If you have been following the city’s budget process, you have been appalled at the bad news. For next year, there will be bureaucratic belt-tightening, programmatic budget cuts, increased parking fines, increased general service fees, increased property-based service fees and a brand new fee for landlords to cover rental housing safety inspections. For subsequent years, the picture is much, much worse—big service cuts, big staff cuts and substantial fee and tax increases.
Throughout this process, the city manager and his staff have done an excellent job of explaining various scenarios and rationales for budget cuts and revenue increases. However, they, along with other well-meaning civic participants, are burdened by inherited blinders which limit vision as to what is necessary and appropriate in these difficult times. There is an elephant, or at least a cow, in the room, which they do not see.
The giant animal that has been outside of their vision is Berkeley’s Rent Stabilization Board. While almost every other city department and function has been microscopically examined for efficiencies and effectiveness, the Rent Board has gotten a free pass. Not only has it eluded all discussion and review, but, in city budget documents, the day-to-day work of the Rent Board has not even been described in any detail, so that a cost-benefit determination and performance audit is all but impossible.
Here is what we do know about the Rent Board. It has 22.30 FTEs—that is, there are more than 22 full-time workers on hand to implement its mandate and operations.

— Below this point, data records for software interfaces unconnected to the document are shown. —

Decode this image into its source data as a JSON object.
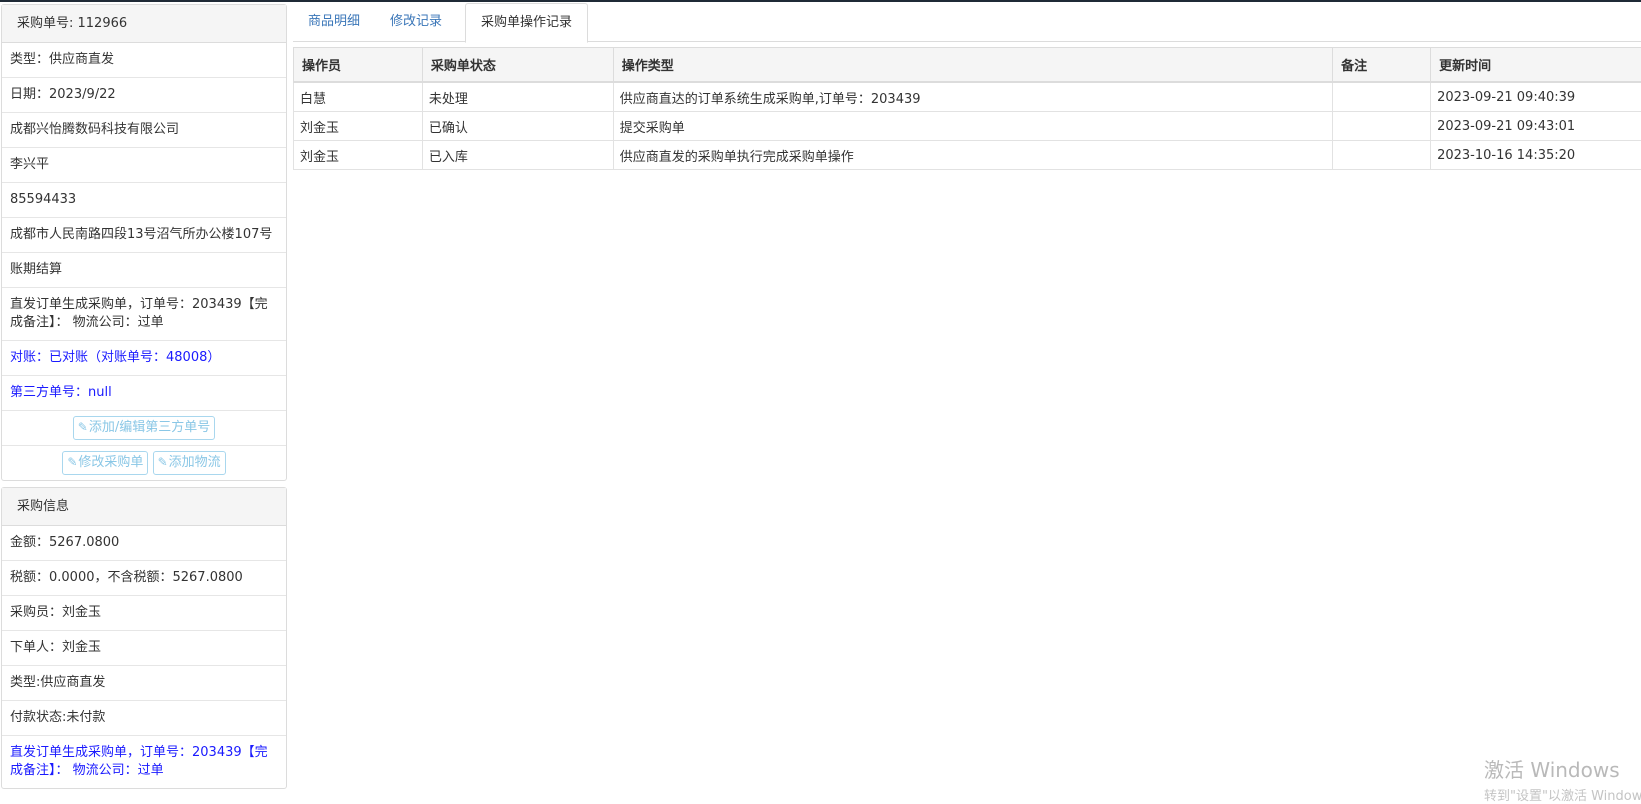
{
  "order_panel": {
    "heading": "采购单号: 112966",
    "rows": [
      "类型：供应商直发",
      "日期：2023/9/22",
      "成都兴怡腾数码科技有限公司",
      "李兴平",
      "85594433",
      "成都市人民南路四段13号沼气所办公楼107号",
      "账期结算"
    ],
    "note": "直发订单生成采购单，订单号：203439【完成备注】： 物流公司：过单",
    "reconcile": "对账：已对账（对账单号：48008）",
    "third_party": "第三方单号：null",
    "btn_third_party": "添加/编辑第三方单号",
    "btn_edit_order": "修改采购单",
    "btn_add_logistics": "添加物流"
  },
  "purchase_panel": {
    "heading": "采购信息",
    "rows": [
      "金额：5267.0800",
      "税额：0.0000，不含税额：5267.0800",
      "采购员：刘金玉",
      "下单人：刘金玉",
      "类型:供应商直发",
      "付款状态:未付款"
    ],
    "note": "直发订单生成采购单，订单号：203439【完成备注】： 物流公司：过单"
  },
  "tabs": [
    "商品明细",
    "修改记录",
    "采购单操作记录"
  ],
  "table": {
    "headers": [
      "操作员",
      "采购单状态",
      "操作类型",
      "备注",
      "更新时间"
    ],
    "rows": [
      [
        "白慧",
        "未处理",
        "供应商直达的订单系统生成采购单,订单号：203439",
        "",
        "2023-09-21 09:40:39"
      ],
      [
        "刘金玉",
        "已确认",
        "提交采购单",
        "",
        "2023-09-21 09:43:01"
      ],
      [
        "刘金玉",
        "已入库",
        "供应商直发的采购单执行完成采购单操作",
        "",
        "2023-10-16 14:35:20"
      ]
    ]
  },
  "watermark": {
    "line1": "激活 Windows",
    "line2": "转到\"设置\"以激活 Windows。"
  }
}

In comparison, the Police Review Commission has only four FTEs and a budget of about $350,000. The budget of the Rent Board is more than $2.7 million, and there are indications that, given its way with landlord fees, this budget will increase to almost $3 million over the next few years.
One well may ask—what do these 22 staff people actually do on a day-to-day basis? If the Rent Board mission is mainly to regulate rents overall and respond to specific tenant questions and complaints, do they really need 22 staff people, various consultants and almost $3 million to accomplish this?
Alternatively, if their mission (as stated in the city manager’s budget documents) is also “to ensure compliance with legal obligations relating to rental housing ... and to advance the housing policies of the city with regard to low- and fixed-income persons, minorities, students, disabled and the aged,” then why is the Rent Board budget not available for the myriad of city housing programs that actually perform these functions and are now paid for by the General Fund, including the Housing Trust Fund, the Rental Housing Safety Program, the First Time Homebuyers Program and the various housing advocacy programs that the city funds through nonprofit providers.
Fellow residents, let’s get real. The Rent Board bureaucracy, as it now stands, appears to be a bloated relic cow from another era that is getting fatter and fatter while the rest of us get leaner. It overregulates a shrinking number of housing units and spends vast resources on petty disputes, while leaving the real job of housing creation, housing safety and land use resolution to others, who are scrambling for money that the Rent Board is simply handed.
There is no reason, aside from blinders, sentimentality, political correctness and a fear of change not to subject the Rent Board budget and operations to the same type of review to which all city operations are being subject. Who knows, we may find that we have an extra million or two dollars available to fund our real housing programs and also to save some of our swimming pools, youth centers and public safety services.
Barbara Gilbert is an occasional contributor to the Planet’s Commentary Page.